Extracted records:
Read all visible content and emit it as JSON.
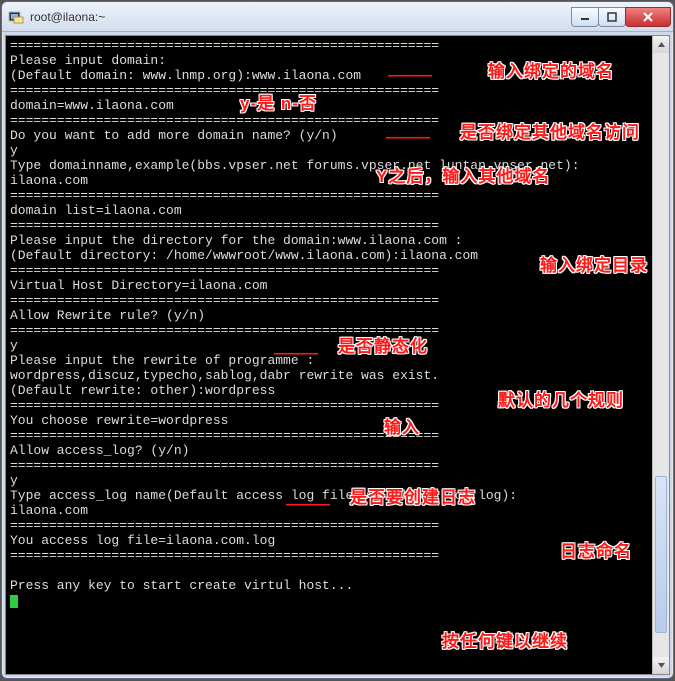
{
  "window": {
    "title": "root@ilaona:~"
  },
  "buttons": {
    "minimize": "–",
    "maximize": "▢",
    "close": "×"
  },
  "term": {
    "sep": "=======================================================",
    "lines": {
      "l01": "Please input domain:",
      "l02": "(Default domain: www.lnmp.org):www.ilaona.com",
      "l04": "domain=www.ilaona.com",
      "l06": "Do you want to add more domain name? (y/n)",
      "l07": "y",
      "l08": "Type domainname,example(bbs.vpser.net forums.vpser.net luntan.vpser.net):",
      "l09": "ilaona.com",
      "l11": "domain list=ilaona.com",
      "l13": "Please input the directory for the domain:www.ilaona.com :",
      "l14": "(Default directory: /home/wwwroot/www.ilaona.com):ilaona.com",
      "l16": "Virtual Host Directory=ilaona.com",
      "l18": "Allow Rewrite rule? (y/n)",
      "l20": "y",
      "l21": "Please input the rewrite of programme :",
      "l22": "wordpress,discuz,typecho,sablog,dabr rewrite was exist.",
      "l23": "(Default rewrite: other):wordpress",
      "l25": "You choose rewrite=wordpress",
      "l27": "Allow access_log? (y/n)",
      "l29": "y",
      "l30": "Type access_log name(Default access log file:www.ilaona.com.log):",
      "l31": "ilaona.com",
      "l33": "You access log file=ilaona.com.log",
      "l35": "Press any key to start create virtul host..."
    }
  },
  "annotations": {
    "a1": "输入绑定的域名",
    "a2": "y-是 n-否",
    "a3": "是否绑定其他域名访问",
    "a4": "Y之后，输入其他域名",
    "a5": "输入绑定目录",
    "a6": "是否静态化",
    "a7": "默认的几个规则",
    "a8": "输入",
    "a9": "是否要创建日志",
    "a10": "日志命名",
    "a11": "按任何键以继续"
  },
  "marks": {
    "dash": "———"
  }
}
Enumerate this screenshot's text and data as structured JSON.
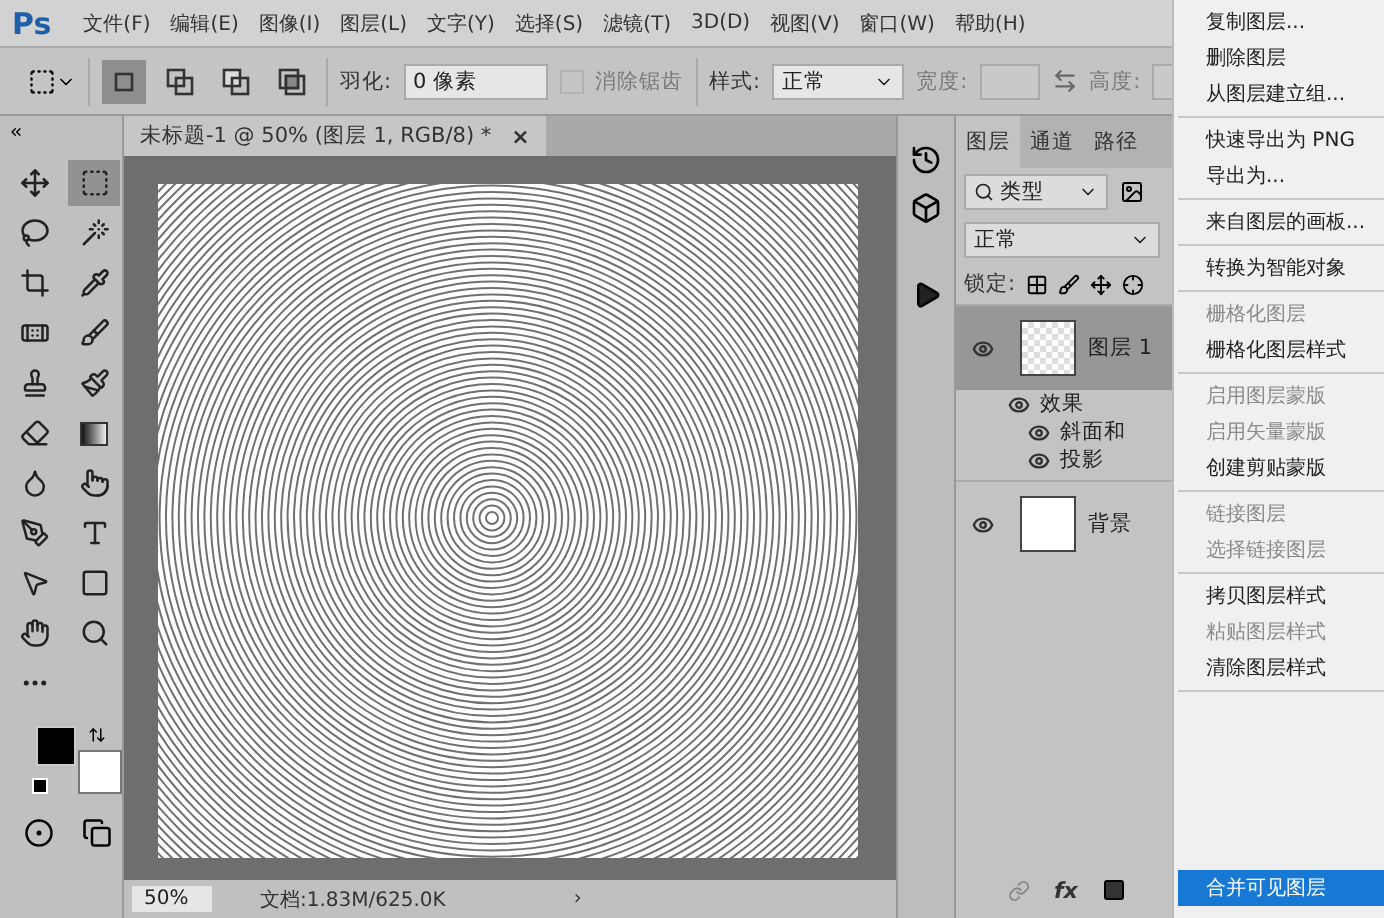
{
  "app_logo": "Ps",
  "menu_bar": [
    "文件(F)",
    "编辑(E)",
    "图像(I)",
    "图层(L)",
    "文字(Y)",
    "选择(S)",
    "滤镜(T)",
    "3D(D)",
    "视图(V)",
    "窗口(W)",
    "帮助(H)"
  ],
  "options_bar": {
    "modes": [
      {
        "kind": "new",
        "selected": true
      },
      {
        "kind": "add",
        "selected": false
      },
      {
        "kind": "subtract",
        "selected": false
      },
      {
        "kind": "intersect",
        "selected": false
      }
    ],
    "feather": {
      "label": "羽化:",
      "value": "0 像素"
    },
    "anti_alias": {
      "label": "消除锯齿",
      "checked": false,
      "disabled": true
    },
    "style": {
      "label": "样式:",
      "value": "正常"
    },
    "width": {
      "label": "宽度:",
      "disabled": true
    },
    "height": {
      "label": "高度:",
      "disabled": true
    }
  },
  "tools": [
    {
      "kind": "move",
      "selected": false
    },
    {
      "kind": "marquee",
      "selected": true
    },
    {
      "kind": "lasso",
      "selected": false
    },
    {
      "kind": "wand",
      "selected": false
    },
    {
      "kind": "crop",
      "selected": false
    },
    {
      "kind": "eyedropper",
      "selected": false
    },
    {
      "kind": "heal",
      "selected": false
    },
    {
      "kind": "brush",
      "selected": false
    },
    {
      "kind": "stamp",
      "selected": false
    },
    {
      "kind": "history",
      "selected": false
    },
    {
      "kind": "eraser",
      "selected": false
    },
    {
      "kind": "gradient",
      "selected": false
    },
    {
      "kind": "blur",
      "selected": false
    },
    {
      "kind": "smudge",
      "selected": false
    },
    {
      "kind": "pen",
      "selected": false
    },
    {
      "kind": "type",
      "selected": false
    },
    {
      "kind": "select",
      "selected": false
    },
    {
      "kind": "shape",
      "selected": false
    },
    {
      "kind": "hand",
      "selected": false
    },
    {
      "kind": "zoom",
      "selected": false
    },
    {
      "kind": "more",
      "selected": false
    }
  ],
  "document": {
    "tab_title": "未标题-1 @ 50% (图层 1, RGB/8) *",
    "close": "×",
    "zoom": "50%",
    "doc_info": "文档:1.83M/625.0K",
    "more": "›"
  },
  "layers_panel": {
    "tabs": [
      {
        "label": "图层",
        "selected": true
      },
      {
        "label": "通道",
        "selected": false
      },
      {
        "label": "路径",
        "selected": false
      }
    ],
    "filter": "类型",
    "blend_mode": "正常",
    "lock_label": "锁定:",
    "layers": [
      {
        "name": "图层 1",
        "selected": true,
        "visible": true,
        "kind": "transparent",
        "effects": {
          "label": "效果",
          "visible": true,
          "items": [
            {
              "name": "斜面和",
              "visible": true
            },
            {
              "name": "投影",
              "visible": true
            }
          ]
        }
      },
      {
        "name": "背景",
        "selected": false,
        "visible": true,
        "kind": "white"
      }
    ],
    "footer_fx": "fx"
  },
  "context_menu": [
    [
      {
        "label": "复制图层...",
        "disabled": false,
        "selected": false
      },
      {
        "label": "删除图层",
        "disabled": false,
        "selected": false
      },
      {
        "label": "从图层建立组...",
        "disabled": false,
        "selected": false
      }
    ],
    [
      {
        "label": "快速导出为 PNG",
        "disabled": false,
        "selected": false
      },
      {
        "label": "导出为...",
        "disabled": false,
        "selected": false
      }
    ],
    [
      {
        "label": "来自图层的画板...",
        "disabled": false,
        "selected": false
      }
    ],
    [
      {
        "label": "转换为智能对象",
        "disabled": false,
        "selected": false
      }
    ],
    [
      {
        "label": "栅格化图层",
        "disabled": true,
        "selected": false
      },
      {
        "label": "栅格化图层样式",
        "disabled": false,
        "selected": false
      }
    ],
    [
      {
        "label": "启用图层蒙版",
        "disabled": true,
        "selected": false
      },
      {
        "label": "启用矢量蒙版",
        "disabled": true,
        "selected": false
      },
      {
        "label": "创建剪贴蒙版",
        "disabled": false,
        "selected": false
      }
    ],
    [
      {
        "label": "链接图层",
        "disabled": true,
        "selected": false
      },
      {
        "label": "选择链接图层",
        "disabled": true,
        "selected": false
      }
    ],
    [
      {
        "label": "拷贝图层样式",
        "disabled": false,
        "selected": false
      },
      {
        "label": "粘贴图层样式",
        "disabled": true,
        "selected": false
      },
      {
        "label": "清除图层样式",
        "disabled": false,
        "selected": false
      }
    ],
    [
      {
        "label": "合并可见图层",
        "disabled": false,
        "selected": true
      }
    ]
  ]
}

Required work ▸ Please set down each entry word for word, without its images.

Written solution ▸
Read all visible content and emit it as JSON.
{
  "window": {
    "title": "root@ilaona:~"
  },
  "buttons": {
    "minimize": "–",
    "maximize": "▢",
    "close": "×"
  },
  "term": {
    "sep": "=======================================================",
    "lines": {
      "l01": "Please input domain:",
      "l02": "(Default domain: www.lnmp.org):www.ilaona.com",
      "l04": "domain=www.ilaona.com",
      "l06": "Do you want to add more domain name? (y/n)",
      "l07": "y",
      "l08": "Type domainname,example(bbs.vpser.net forums.vpser.net luntan.vpser.net):",
      "l09": "ilaona.com",
      "l11": "domain list=ilaona.com",
      "l13": "Please input the directory for the domain:www.ilaona.com :",
      "l14": "(Default directory: /home/wwwroot/www.ilaona.com):ilaona.com",
      "l16": "Virtual Host Directory=ilaona.com",
      "l18": "Allow Rewrite rule? (y/n)",
      "l20": "y",
      "l21": "Please input the rewrite of programme :",
      "l22": "wordpress,discuz,typecho,sablog,dabr rewrite was exist.",
      "l23": "(Default rewrite: other):wordpress",
      "l25": "You choose rewrite=wordpress",
      "l27": "Allow access_log? (y/n)",
      "l29": "y",
      "l30": "Type access_log name(Default access log file:www.ilaona.com.log):",
      "l31": "ilaona.com",
      "l33": "You access log file=ilaona.com.log",
      "l35": "Press any key to start create virtul host..."
    }
  },
  "annotations": {
    "a1": "输入绑定的域名",
    "a2": "y-是 n-否",
    "a3": "是否绑定其他域名访问",
    "a4": "Y之后，输入其他域名",
    "a5": "输入绑定目录",
    "a6": "是否静态化",
    "a7": "默认的几个规则",
    "a8": "输入",
    "a9": "是否要创建日志",
    "a10": "日志命名",
    "a11": "按任何键以继续"
  },
  "marks": {
    "dash": "———"
  }
}
Enumerate this screenshot's text and data as structured JSON.
{
  "app_logo": "Ps",
  "menu_bar": [
    "文件(F)",
    "编辑(E)",
    "图像(I)",
    "图层(L)",
    "文字(Y)",
    "选择(S)",
    "滤镜(T)",
    "3D(D)",
    "视图(V)",
    "窗口(W)",
    "帮助(H)"
  ],
  "options_bar": {
    "modes": [
      {
        "kind": "new",
        "selected": true
      },
      {
        "kind": "add",
        "selected": false
      },
      {
        "kind": "subtract",
        "selected": false
      },
      {
        "kind": "intersect",
        "selected": false
      }
    ],
    "feather": {
      "label": "羽化:",
      "value": "0 像素"
    },
    "anti_alias": {
      "label": "消除锯齿",
      "checked": false,
      "disabled": true
    },
    "style": {
      "label": "样式:",
      "value": "正常"
    },
    "width": {
      "label": "宽度:",
      "disabled": true
    },
    "height": {
      "label": "高度:",
      "disabled": true
    }
  },
  "tools": [
    {
      "kind": "move",
      "selected": false
    },
    {
      "kind": "marquee",
      "selected": true
    },
    {
      "kind": "lasso",
      "selected": false
    },
    {
      "kind": "wand",
      "selected": false
    },
    {
      "kind": "crop",
      "selected": false
    },
    {
      "kind": "eyedropper",
      "selected": false
    },
    {
      "kind": "heal",
      "selected": false
    },
    {
      "kind": "brush",
      "selected": false
    },
    {
      "kind": "stamp",
      "selected": false
    },
    {
      "kind": "history",
      "selected": false
    },
    {
      "kind": "eraser",
      "selected": false
    },
    {
      "kind": "gradient",
      "selected": false
    },
    {
      "kind": "blur",
      "selected": false
    },
    {
      "kind": "smudge",
      "selected": false
    },
    {
      "kind": "pen",
      "selected": false
    },
    {
      "kind": "type",
      "selected": false
    },
    {
      "kind": "select",
      "selected": false
    },
    {
      "kind": "shape",
      "selected": false
    },
    {
      "kind": "hand",
      "selected": false
    },
    {
      "kind": "zoom",
      "selected": false
    },
    {
      "kind": "more",
      "selected": false
    }
  ],
  "document": {
    "tab_title": "未标题-1 @ 50% (图层 1, RGB/8) *",
    "close": "×",
    "zoom": "50%",
    "doc_info": "文档:1.83M/625.0K",
    "more": "›"
  },
  "layers_panel": {
    "tabs": [
      {
        "label": "图层",
        "selected": true
      },
      {
        "label": "通道",
        "selected": false
      },
      {
        "label": "路径",
        "selected": false
      }
    ],
    "filter": "类型",
    "blend_mode": "正常",
    "lock_label": "锁定:",
    "layers": [
      {
        "name": "图层 1",
        "selected": true,
        "visible": true,
        "kind": "transparent",
        "effects": {
          "label": "效果",
          "visible": true,
          "items": [
            {
              "name": "斜面和",
              "visible": true
            },
            {
              "name": "投影",
              "visible": true
            }
          ]
        }
      },
      {
        "name": "背景",
        "selected": false,
        "visible": true,
        "kind": "white"
      }
    ],
    "footer_fx": "fx"
  },
  "context_menu": [
    [
      {
        "label": "复制图层...",
        "disabled": false,
        "selected": false
      },
      {
        "label": "删除图层",
        "disabled": false,
        "selected": false
      },
      {
        "label": "从图层建立组...",
        "disabled": false,
        "selected": false
      }
    ],
    [
      {
        "label": "快速导出为 PNG",
        "disabled": false,
        "selected": false
      },
      {
        "label": "导出为...",
        "disabled": false,
        "selected": false
      }
    ],
    [
      {
        "label": "来自图层的画板...",
        "disabled": false,
        "selected": false
      }
    ],
    [
      {
        "label": "转换为智能对象",
        "disabled": false,
        "selected": false
      }
    ],
    [
      {
        "label": "栅格化图层",
        "disabled": true,
        "selected": false
      },
      {
        "label": "栅格化图层样式",
        "disabled": false,
        "selected": false
      }
    ],
    [
      {
        "label": "启用图层蒙版",
        "disabled": true,
        "selected": false
      },
      {
        "label": "启用矢量蒙版",
        "disabled": true,
        "selected": false
      },
      {
        "label": "创建剪贴蒙版",
        "disabled": false,
        "selected": false
      }
    ],
    [
      {
        "label": "链接图层",
        "disabled": true,
        "selected": false
      },
      {
        "label": "选择链接图层",
        "disabled": true,
        "selected": false
      }
    ],
    [
      {
        "label": "拷贝图层样式",
        "disabled": false,
        "selected": false
      },
      {
        "label": "粘贴图层样式",
        "disabled": true,
        "selected": false
      },
      {
        "label": "清除图层样式",
        "disabled": false,
        "selected": false
      }
    ],
    [
      {
        "label": "合并可见图层",
        "disabled": false,
        "selected": true
      }
    ]
  ]
}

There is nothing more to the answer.